Louisiana State is replacing Zach Mettenberger, who threw for over 3,000 yards and 22 touchdowns in 2013. Those are some big shoes to fill, but Harris looks to be the favorite to win the starting job. Reports from Tigers camp have done nothing but praise the dual-threat QB, who could take college’s toughest conference by storm – much like the way Manziel did in the Aggies’ first year in the SEC.

Looking at LSU’s national title odds (20/1) and odds to win the SEC title (6/1), the expectations aren’t as high for the Tigers as they are for other SEC rivals, like Alabama, Georgia or even Auburn. That could open the door for some early value, especially if the market reacts negatively when Harris is named starter.

Promoted backups

Staying within the SEC, the Georgia Bulldogs bid farewell to four-year starter Aaron Murray last season – but not the way they wanted to. Murray suffered a torn ACL in November, just one of the numerous injuries UGA dealt with in 2013.

However, Murray’s injury opened the door for his would-be replacement to get some SEC experience before officially taking over in 2014. Hutson Mason started the final two games of the season, passing for a combined 619 yards, three touchdowns and two interceptions.

Mason enters this season with a loaded roster behind him, including weapons like WR and Star Wars nerd Chris Conley and RB Todd Gurley. The expectations are high for the Bulldogs, but Mason isn’t your usual promoted backup and should adjust to the No. 1 spot quickly.


Cam Newton, who played junior college ball at Blinn College after a brief stint at Florida, transferred to Auburn for the 2010 season and had one of the greatest single seasons in college football history.

Newton earned the Heisman en route to a national title for the Tigers and was selected as the first-overall pick in the NFL Draft. Now, Newton is the extreme case when it comes to transfers. But we’ve also seen graduate QBs – not needing to sit out a year – make an instant impact at their new school, like Russell Wilson’s move from North Carolina State to Wisconsin for the 2011 season.

This year, Alabama is hoping for some transfer magic with former Florida State QB Jacob Coker taking over the Tide for graduated A.J. McCarron, who not only piloted Bama to two national championships, but brought sideline eye candy to every game thanks to girlfriend Katherine Webb.

Who knows if Coker can compete on McCarron’s level when it comes to gal pals but he has quite the buzz growing in Tuscaloosa and tops ESPN’s list of the Top 50 Breakout Player in college football this season. He has more than enough help with Alabama surrounding the 6-foot-5, 230-pound prospect with the best talent in the country.

However, the Crimson Tide are among the most popular teams in college football and garner similar support at the sportsbook, which can inflate Alabama’s lines. Those spreads may be a little too much for Coker as he adjusts to his new targets and life in the SEC.

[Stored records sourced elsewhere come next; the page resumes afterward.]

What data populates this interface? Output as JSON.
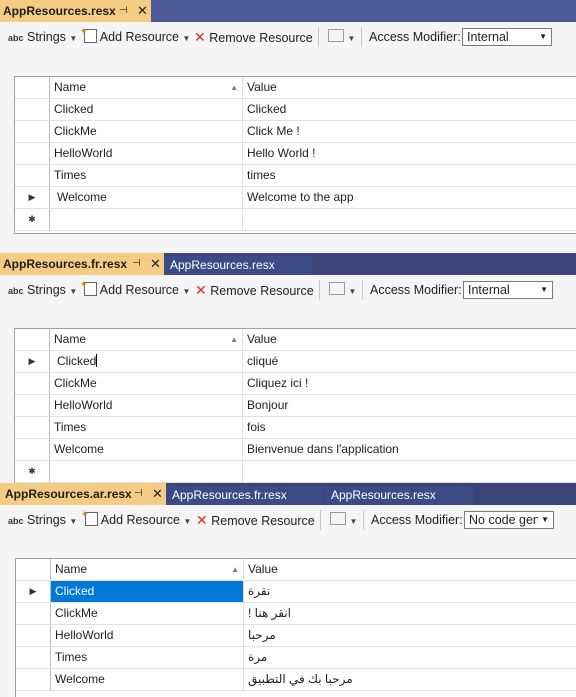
{
  "toolbar": {
    "strings_label": "Strings",
    "add_resource_label": "Add Resource",
    "remove_resource_label": "Remove Resource",
    "access_modifier_label": "Access Modifier:"
  },
  "grid": {
    "name_header": "Name",
    "value_header": "Value"
  },
  "editors": [
    {
      "active_tab": "AppResources.resx",
      "inactive_tabs": [],
      "access_modifier": "Internal",
      "rows": [
        {
          "name": "Clicked",
          "value": "Clicked"
        },
        {
          "name": "ClickMe",
          "value": "Click Me !"
        },
        {
          "name": "HelloWorld",
          "value": "Hello World !"
        },
        {
          "name": "Times",
          "value": "times"
        },
        {
          "name": "Welcome",
          "value": "Welcome to the app"
        }
      ]
    },
    {
      "active_tab": "AppResources.fr.resx",
      "inactive_tabs": [
        "AppResources.resx"
      ],
      "access_modifier": "Internal",
      "rows": [
        {
          "name": "Clicked",
          "value": "cliqué"
        },
        {
          "name": "ClickMe",
          "value": "Cliquez ici !"
        },
        {
          "name": "HelloWorld",
          "value": "Bonjour"
        },
        {
          "name": "Times",
          "value": "fois"
        },
        {
          "name": "Welcome",
          "value": "Bienvenue dans l'application"
        }
      ]
    },
    {
      "active_tab": "AppResources.ar.resx",
      "inactive_tabs": [
        "AppResources.fr.resx",
        "AppResources.resx"
      ],
      "access_modifier": "No code gene",
      "rows": [
        {
          "name": "Clicked",
          "value": "نقرة"
        },
        {
          "name": "ClickMe",
          "value": "انقر هنا !"
        },
        {
          "name": "HelloWorld",
          "value": "مرحبا"
        },
        {
          "name": "Times",
          "value": "مرة"
        },
        {
          "name": "Welcome",
          "value": "مرحبا بك في التطبيق"
        }
      ]
    }
  ],
  "colors": {
    "tab_active": "#f5cc84",
    "tab_bar": "#4d5997",
    "tab_inactive": "#3c4b85",
    "selection": "#0078d7"
  }
}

Bare cupboards

Sometimes a star quarterback’s departure leaves a massive crater in the depth chart that can’t be filled overnight. This happens more often to smaller schools than power-conference members due to recruiting prowess.

Often times, the team’s offense and entire identity are built around those arms, who usually stay for three, four and five years at these outlining schools. Once they go, programs are forced to start from scratch or rebuild their entire playbook. And if there is no proven QB to take over the No. 1 spot, this transition can be devastating.

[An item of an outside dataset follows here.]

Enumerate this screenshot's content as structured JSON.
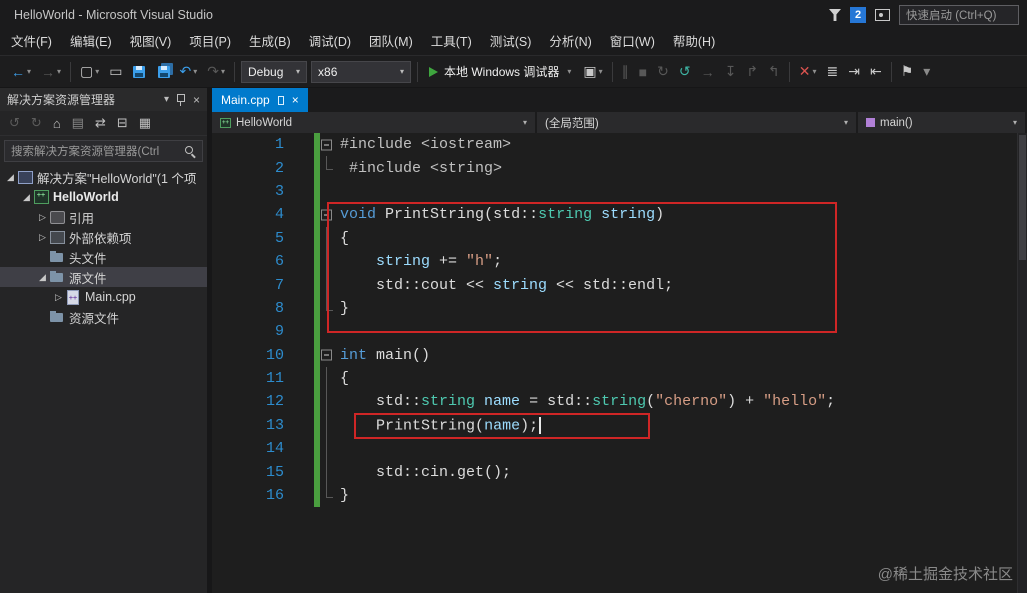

Central Florida finds itself in this situation with star quarterback and Heisman finalist Blake Bortles jumping to the pros with no reliable replacement for the Knights. Head coach George O’Leary hasn’t shown his hand as to who will be his Week 1 starter, with sophomore Justin Holman as the only QB with any regular season snaps on his resume.

Northern Illinois is another team absorbing a big loss at quarterback with option God Jordan Lynch burning up his eligibility. That leaves second-year head coach Rod Carey with four choices at QB – freshman Landon Root, junior Matt McIntosh, and sophomores Anthony Maddie and Drew Hare.

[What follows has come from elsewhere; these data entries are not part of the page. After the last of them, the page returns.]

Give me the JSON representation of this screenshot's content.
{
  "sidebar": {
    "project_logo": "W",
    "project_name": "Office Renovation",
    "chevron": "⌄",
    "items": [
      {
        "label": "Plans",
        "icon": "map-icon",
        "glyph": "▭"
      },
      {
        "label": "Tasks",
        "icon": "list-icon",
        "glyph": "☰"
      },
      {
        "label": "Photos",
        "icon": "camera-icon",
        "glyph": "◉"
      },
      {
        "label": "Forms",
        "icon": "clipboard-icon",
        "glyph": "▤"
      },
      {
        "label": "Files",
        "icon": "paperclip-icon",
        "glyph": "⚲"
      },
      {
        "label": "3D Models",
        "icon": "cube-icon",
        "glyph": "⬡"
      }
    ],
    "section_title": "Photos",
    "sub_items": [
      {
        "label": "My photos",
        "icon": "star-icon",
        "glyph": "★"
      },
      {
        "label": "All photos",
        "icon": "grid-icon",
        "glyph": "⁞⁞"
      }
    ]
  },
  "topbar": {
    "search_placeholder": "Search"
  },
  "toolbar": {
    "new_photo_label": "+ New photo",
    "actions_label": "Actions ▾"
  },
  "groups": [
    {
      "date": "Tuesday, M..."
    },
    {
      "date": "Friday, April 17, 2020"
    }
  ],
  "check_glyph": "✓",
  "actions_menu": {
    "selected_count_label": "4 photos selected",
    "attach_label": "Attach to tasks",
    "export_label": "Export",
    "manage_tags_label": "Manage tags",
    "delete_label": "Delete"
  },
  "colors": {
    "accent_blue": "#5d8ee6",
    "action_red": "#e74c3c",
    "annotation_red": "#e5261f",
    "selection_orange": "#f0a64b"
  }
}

As the old football adage goes, “If you have three starting QBs you don’t have any,” and NIU’s running game is a bit banged up entering 2014. So whichever passer makes the grade, they could start the season with the bulk of offense on their inexperienced shoulders.